Welp, North Carolina is partying like it's 2004 and poising for a referendum that could put a ban same-sex marriage into its constitution.
It's really too bad, not only because of the inequailty involved, but because I love visiting North Carolina. Indeed, my partner and I have talked about moving there in the future. Yet, if this ban happens, we certainly will no longer be visiting, or spending our money in, the state. In addition to the slap in the face of explicitly enshrining discrimination into a constitution, I view it as simply too dangerous to voluntarily travel to states that view my partner and I as legal strangers to one another.
Should something happen to me while in a state that refuses to recognize even legal same-sex civil unions (let alone marriages) performed in other states, there is no guarantee that my partner would be able to visit me in the hospital, be recognized as my next-of-kin, or be able to make medical decisions for me. I can see it now- hospital administrators ignoring my partner and instead calling up my mother who, honestly, knows very little about my medical wishes. And why? Welp, some Totally Friendly Christian Honchos think it's acceptable to ban same-sex marriage on the grounds that "anal sex is icky" folks!
After having a taste of equality, it feels unbelievably regressive that putting a ban into a state constitution is even a viable strategy in 2011. I refuse to go backwards, even if the backwards places have amazing views of the Blue Ridge Mountains.
And yet, I think most reasonable people, despite what they believe about marriage or the ickiness of certain sexual practices, would agree that my partner and I should have certain rights with respect to one another. I question how many "marriage defenders" even realize that a constitutional ban on same-sex marriage is overbroad, that same-sex couples can't "contract" for all rights associated with marriage, and that their decision has not only financial consequences for their state but potentially heart-wrenches consequences for real people.

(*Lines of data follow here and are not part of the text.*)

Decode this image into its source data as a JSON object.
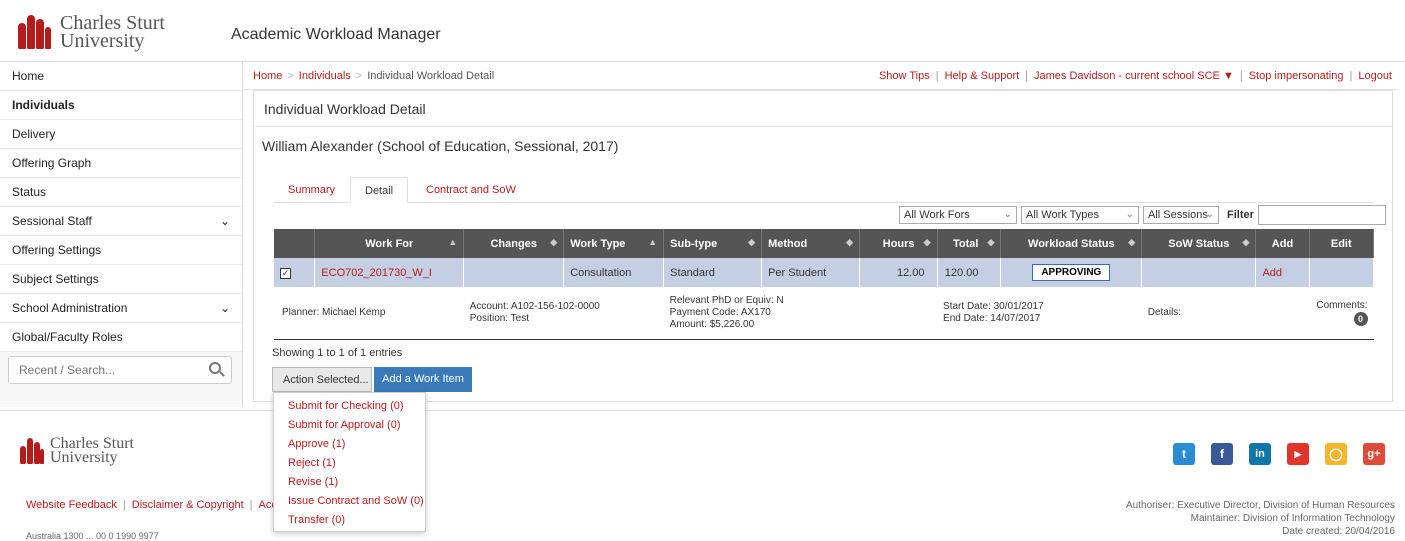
{
  "header": {
    "logo_line1": "Charles Sturt",
    "logo_line2": "University",
    "app_title": "Academic Workload Manager"
  },
  "sidebar": {
    "items": [
      {
        "label": "Home"
      },
      {
        "label": "Individuals"
      },
      {
        "label": "Delivery"
      },
      {
        "label": "Offering Graph"
      },
      {
        "label": "Status"
      },
      {
        "label": "Sessional Staff"
      },
      {
        "label": "Offering Settings"
      },
      {
        "label": "Subject Settings"
      },
      {
        "label": "School Administration"
      },
      {
        "label": "Global/Faculty Roles"
      }
    ],
    "search_placeholder": "Recent / Search..."
  },
  "breadcrumb": {
    "home": "Home",
    "individuals": "Individuals",
    "current": "Individual Workload Detail"
  },
  "toplinks": {
    "show_tips": "Show Tips",
    "help": "Help & Support",
    "user": "James Davidson - current school SCE",
    "stop": "Stop impersonating",
    "logout": "Logout"
  },
  "main": {
    "page_title": "Individual Workload Detail",
    "person": "William Alexander (School of Education, Sessional, 2017)",
    "tabs": [
      "Summary",
      "Detail",
      "Contract and SoW"
    ],
    "filters": {
      "work_fors": "All Work Fors",
      "work_types": "All Work Types",
      "sessions": "All Sessions",
      "filter_label": "Filter"
    },
    "columns": [
      "Work For",
      "Changes",
      "Work Type",
      "Sub-type",
      "Method",
      "Hours",
      "Total",
      "Workload Status",
      "SoW Status",
      "Add",
      "Edit"
    ],
    "row": {
      "work_for": "ECO702_201730_W_I",
      "changes": "",
      "work_type": "Consultation",
      "subtype": "Standard",
      "method": "Per Student",
      "hours": "12.00",
      "total": "120.00",
      "status": "APPROVING",
      "sow_status": "",
      "add": "Add"
    },
    "detail": {
      "planner": "Planner: Michael Kemp",
      "account": "Account: A102-156-102-0000",
      "position": "Position: Test",
      "phd": "Relevant PhD or Equiv: N",
      "payment_code": "Payment Code: AX170",
      "amount": "Amount: $5,226.00",
      "start": "Start Date: 30/01/2017",
      "end": "End Date: 14/07/2017",
      "details": "Details:",
      "comments_label": "Comments:",
      "comments_count": "0"
    },
    "showing": "Showing 1 to 1 of 1 entries",
    "action_btn": "Action Selected...",
    "add_btn": "Add a Work Item"
  },
  "menu": {
    "items": [
      "Submit for Checking (0)",
      "Submit for Approval (0)",
      "Approve (1)",
      "Reject (1)",
      "Revise (1)",
      "Issue Contract and SoW (0)",
      "Transfer (0)"
    ]
  },
  "footer": {
    "logo_line1": "Charles Sturt",
    "logo_line2": "University",
    "link1": "Website Feedback",
    "link2": "Disclaimer & Copyright",
    "link3": "Acces",
    "authoriser": "Authoriser: Executive Director, Division of Human Resources",
    "maintainer": "Maintainer: Division of Information Technology",
    "date_created": "Date created: 20/04/2016",
    "cut_text": "Australia 1300 ... 00 0 1990 9977"
  },
  "colors": {
    "brand": "#b71c1c",
    "header_dark": "#555555",
    "selected_row": "#c5cfe3",
    "button_blue": "#3a7ab8"
  }
}
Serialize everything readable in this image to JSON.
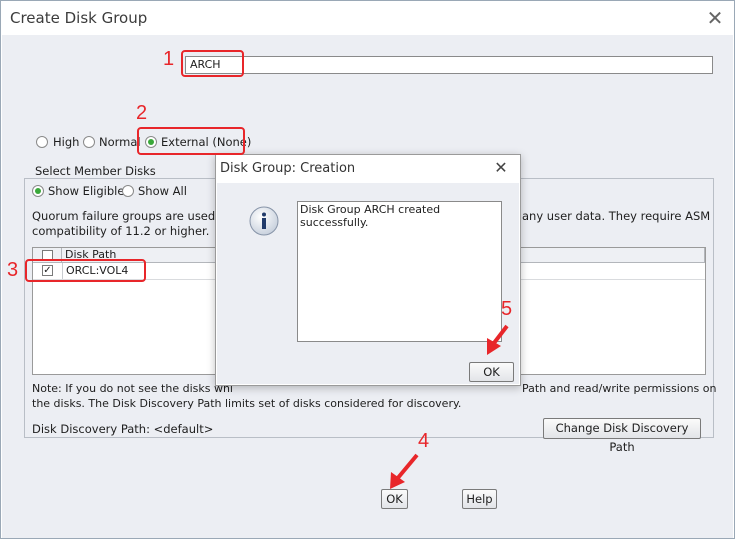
{
  "window": {
    "title": "Create Disk Group",
    "close_icon": "close-icon"
  },
  "disk_group_name": {
    "value": "ARCH"
  },
  "redundancy": {
    "options": [
      "High",
      "Normal",
      "External (None)"
    ],
    "selected": "External (None)"
  },
  "member_disks": {
    "legend": "Select Member Disks",
    "filter_options": [
      "Show Eligible",
      "Show All"
    ],
    "filter_selected": "Show Eligible",
    "quorum_text_line1": "Quorum failure groups are used to",
    "quorum_text_line1_tail": "any user data. They require ASM",
    "quorum_text_line2": "compatibility of 11.2 or higher.",
    "table": {
      "columns": [
        "",
        "Disk Path"
      ],
      "rows": [
        {
          "checked": true,
          "path": "ORCL:VOL4"
        }
      ]
    }
  },
  "note": {
    "line1_start": "Note: If you do not see the disks whi",
    "line1_end": "Path and read/write permissions on",
    "line2": "the disks. The Disk Discovery Path limits set of disks considered for discovery."
  },
  "discovery": {
    "label": "Disk Discovery Path: <default>",
    "button": "Change Disk Discovery Path"
  },
  "buttons": {
    "ok": "OK",
    "help": "Help"
  },
  "popup": {
    "title": "Disk Group: Creation",
    "icon": "info-icon",
    "message_line1": "Disk Group ARCH created",
    "message_line2": "successfully.",
    "ok": "OK"
  },
  "annotations": [
    "1",
    "2",
    "3",
    "4",
    "5"
  ],
  "colors": {
    "annotation_red": "#e8262a",
    "radio_selected": "#3aa83a",
    "background": "#eceef3"
  }
}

Unfortunately, the anti-gay forces trying to convince The People how dire and necessary this amendment is aren't exactly embiggening the discourse by sharing such trivial facts.